* _EXERCISE DETAILS_:
Check each line of the data, and copy those where "number" appears.
───── DATASET RECORDS
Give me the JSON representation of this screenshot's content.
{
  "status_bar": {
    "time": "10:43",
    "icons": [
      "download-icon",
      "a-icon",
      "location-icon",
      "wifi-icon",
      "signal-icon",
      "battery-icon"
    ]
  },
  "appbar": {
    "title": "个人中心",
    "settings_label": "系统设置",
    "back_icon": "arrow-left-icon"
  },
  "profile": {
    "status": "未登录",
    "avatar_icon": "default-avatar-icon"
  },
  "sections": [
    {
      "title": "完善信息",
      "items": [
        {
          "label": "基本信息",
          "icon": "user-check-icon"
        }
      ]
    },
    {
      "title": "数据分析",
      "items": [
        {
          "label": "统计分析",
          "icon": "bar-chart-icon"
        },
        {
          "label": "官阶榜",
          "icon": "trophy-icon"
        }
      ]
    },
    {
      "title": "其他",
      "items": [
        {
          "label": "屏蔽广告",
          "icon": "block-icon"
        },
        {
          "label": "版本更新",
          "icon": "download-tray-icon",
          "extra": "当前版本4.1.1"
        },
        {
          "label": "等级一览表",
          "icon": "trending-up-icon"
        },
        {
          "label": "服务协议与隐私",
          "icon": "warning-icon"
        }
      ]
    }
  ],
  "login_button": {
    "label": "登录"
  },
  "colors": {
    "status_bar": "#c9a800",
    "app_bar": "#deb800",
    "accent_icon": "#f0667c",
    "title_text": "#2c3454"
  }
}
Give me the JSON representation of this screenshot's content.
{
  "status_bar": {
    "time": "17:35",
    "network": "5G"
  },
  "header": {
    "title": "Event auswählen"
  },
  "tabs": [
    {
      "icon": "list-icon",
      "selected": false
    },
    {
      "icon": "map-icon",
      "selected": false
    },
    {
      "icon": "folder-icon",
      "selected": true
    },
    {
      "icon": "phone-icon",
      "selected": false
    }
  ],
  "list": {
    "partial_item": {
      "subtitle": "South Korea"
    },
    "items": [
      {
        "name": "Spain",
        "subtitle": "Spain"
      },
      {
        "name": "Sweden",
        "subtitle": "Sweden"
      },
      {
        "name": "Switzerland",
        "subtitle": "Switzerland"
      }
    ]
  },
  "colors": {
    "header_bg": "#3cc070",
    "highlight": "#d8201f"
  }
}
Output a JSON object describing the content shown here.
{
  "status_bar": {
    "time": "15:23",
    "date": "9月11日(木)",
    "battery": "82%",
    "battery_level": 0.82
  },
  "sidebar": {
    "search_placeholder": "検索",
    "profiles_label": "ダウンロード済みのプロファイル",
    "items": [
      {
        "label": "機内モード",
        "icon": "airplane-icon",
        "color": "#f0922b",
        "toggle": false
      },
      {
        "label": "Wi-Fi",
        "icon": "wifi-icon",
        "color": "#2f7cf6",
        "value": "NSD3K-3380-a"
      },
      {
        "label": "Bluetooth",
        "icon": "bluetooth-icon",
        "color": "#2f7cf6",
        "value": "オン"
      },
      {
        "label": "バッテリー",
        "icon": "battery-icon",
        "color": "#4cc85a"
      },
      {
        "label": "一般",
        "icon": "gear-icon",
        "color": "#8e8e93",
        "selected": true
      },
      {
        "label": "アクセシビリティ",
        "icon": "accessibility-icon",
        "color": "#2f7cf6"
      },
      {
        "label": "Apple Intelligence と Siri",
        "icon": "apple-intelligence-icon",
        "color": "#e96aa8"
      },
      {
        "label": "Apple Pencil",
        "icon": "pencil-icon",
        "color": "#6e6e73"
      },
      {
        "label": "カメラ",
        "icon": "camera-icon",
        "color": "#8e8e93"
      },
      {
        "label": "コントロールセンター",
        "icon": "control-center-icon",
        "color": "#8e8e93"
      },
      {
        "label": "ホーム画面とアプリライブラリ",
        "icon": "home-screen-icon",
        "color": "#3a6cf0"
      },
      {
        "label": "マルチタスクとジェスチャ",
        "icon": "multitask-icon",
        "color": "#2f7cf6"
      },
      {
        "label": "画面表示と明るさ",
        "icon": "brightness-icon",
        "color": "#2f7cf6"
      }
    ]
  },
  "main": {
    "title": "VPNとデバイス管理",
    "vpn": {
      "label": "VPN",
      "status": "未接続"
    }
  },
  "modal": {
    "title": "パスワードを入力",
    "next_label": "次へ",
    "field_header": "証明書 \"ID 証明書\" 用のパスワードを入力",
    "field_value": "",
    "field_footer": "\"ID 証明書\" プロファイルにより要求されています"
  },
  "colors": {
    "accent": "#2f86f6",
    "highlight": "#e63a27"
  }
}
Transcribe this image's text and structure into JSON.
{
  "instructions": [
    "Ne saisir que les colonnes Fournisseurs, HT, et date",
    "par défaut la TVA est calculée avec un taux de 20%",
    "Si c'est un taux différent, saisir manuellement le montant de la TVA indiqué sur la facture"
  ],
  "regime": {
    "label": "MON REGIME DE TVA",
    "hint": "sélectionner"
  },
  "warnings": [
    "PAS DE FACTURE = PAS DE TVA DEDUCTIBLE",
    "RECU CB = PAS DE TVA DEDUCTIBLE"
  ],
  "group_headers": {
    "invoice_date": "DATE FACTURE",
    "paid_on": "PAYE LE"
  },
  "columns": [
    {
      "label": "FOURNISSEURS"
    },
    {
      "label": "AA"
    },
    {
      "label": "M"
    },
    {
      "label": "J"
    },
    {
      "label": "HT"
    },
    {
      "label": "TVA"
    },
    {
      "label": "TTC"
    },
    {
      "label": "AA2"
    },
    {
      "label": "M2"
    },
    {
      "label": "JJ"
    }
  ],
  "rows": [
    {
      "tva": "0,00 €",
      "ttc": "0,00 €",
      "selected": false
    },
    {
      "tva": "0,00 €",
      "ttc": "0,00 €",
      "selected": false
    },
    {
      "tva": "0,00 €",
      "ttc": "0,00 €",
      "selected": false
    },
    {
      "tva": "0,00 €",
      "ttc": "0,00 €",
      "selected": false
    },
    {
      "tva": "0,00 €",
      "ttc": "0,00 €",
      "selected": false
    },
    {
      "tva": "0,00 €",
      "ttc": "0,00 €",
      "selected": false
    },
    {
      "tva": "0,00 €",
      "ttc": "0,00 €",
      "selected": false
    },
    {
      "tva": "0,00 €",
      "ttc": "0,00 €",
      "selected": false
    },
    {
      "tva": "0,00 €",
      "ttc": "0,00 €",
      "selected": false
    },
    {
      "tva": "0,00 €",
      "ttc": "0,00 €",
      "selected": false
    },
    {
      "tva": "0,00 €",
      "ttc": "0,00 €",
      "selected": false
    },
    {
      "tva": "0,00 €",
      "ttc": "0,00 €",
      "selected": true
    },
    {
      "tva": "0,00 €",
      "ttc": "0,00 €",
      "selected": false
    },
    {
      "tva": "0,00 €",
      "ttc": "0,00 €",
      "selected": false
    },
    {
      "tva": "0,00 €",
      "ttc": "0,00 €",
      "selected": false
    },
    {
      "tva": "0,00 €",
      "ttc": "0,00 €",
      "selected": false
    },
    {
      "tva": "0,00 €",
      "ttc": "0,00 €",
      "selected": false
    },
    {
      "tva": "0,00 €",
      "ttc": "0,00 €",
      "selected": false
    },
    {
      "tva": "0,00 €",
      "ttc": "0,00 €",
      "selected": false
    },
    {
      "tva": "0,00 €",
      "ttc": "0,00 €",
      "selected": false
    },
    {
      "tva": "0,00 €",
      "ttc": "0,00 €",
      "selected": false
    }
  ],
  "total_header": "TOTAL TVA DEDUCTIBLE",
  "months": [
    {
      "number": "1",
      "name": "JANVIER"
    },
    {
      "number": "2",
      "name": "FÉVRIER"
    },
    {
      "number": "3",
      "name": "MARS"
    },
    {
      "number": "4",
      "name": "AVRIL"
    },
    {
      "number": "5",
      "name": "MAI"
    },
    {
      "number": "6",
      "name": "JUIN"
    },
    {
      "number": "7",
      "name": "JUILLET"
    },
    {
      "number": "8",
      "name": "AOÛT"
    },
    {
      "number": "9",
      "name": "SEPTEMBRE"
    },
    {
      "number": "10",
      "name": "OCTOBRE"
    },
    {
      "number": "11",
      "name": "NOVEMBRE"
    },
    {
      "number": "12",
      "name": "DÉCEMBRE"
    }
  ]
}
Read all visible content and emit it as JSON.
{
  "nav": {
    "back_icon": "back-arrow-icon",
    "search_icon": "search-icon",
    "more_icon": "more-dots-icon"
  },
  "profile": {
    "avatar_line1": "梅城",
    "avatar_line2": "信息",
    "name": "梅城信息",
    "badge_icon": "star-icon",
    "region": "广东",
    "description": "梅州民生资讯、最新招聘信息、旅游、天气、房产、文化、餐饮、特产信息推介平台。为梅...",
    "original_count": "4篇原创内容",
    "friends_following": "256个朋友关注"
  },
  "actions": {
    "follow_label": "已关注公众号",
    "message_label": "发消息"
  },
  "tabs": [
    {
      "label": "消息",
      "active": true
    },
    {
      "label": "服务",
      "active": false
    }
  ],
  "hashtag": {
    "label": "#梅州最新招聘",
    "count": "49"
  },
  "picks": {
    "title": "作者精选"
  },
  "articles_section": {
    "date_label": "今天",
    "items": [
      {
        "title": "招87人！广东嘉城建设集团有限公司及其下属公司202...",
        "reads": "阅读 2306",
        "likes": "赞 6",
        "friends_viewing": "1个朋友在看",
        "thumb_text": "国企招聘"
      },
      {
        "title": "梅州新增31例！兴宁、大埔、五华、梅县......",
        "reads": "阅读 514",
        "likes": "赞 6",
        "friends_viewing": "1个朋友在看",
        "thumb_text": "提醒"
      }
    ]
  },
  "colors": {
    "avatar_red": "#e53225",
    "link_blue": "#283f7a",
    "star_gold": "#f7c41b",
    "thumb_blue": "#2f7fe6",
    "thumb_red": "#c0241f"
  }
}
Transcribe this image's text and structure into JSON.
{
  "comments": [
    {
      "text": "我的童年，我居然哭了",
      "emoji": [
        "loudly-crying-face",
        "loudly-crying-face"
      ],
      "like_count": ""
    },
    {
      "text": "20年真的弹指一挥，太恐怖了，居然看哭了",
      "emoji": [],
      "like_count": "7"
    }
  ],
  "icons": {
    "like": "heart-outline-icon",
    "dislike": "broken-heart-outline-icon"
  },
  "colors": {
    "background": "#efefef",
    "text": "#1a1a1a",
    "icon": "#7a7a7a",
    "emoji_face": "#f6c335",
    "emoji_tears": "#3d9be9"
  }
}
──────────
* _REPLY TO THE EXERCISE_:
      "number": "1",
      "number": "2",
      "number": "3",
      "number": "4",
      "number": "5",
      "number": "6",
      "number": "7",
      "number": "8",
      "number": "9",
      "number": "10",
      "number": "11",
      "number": "12",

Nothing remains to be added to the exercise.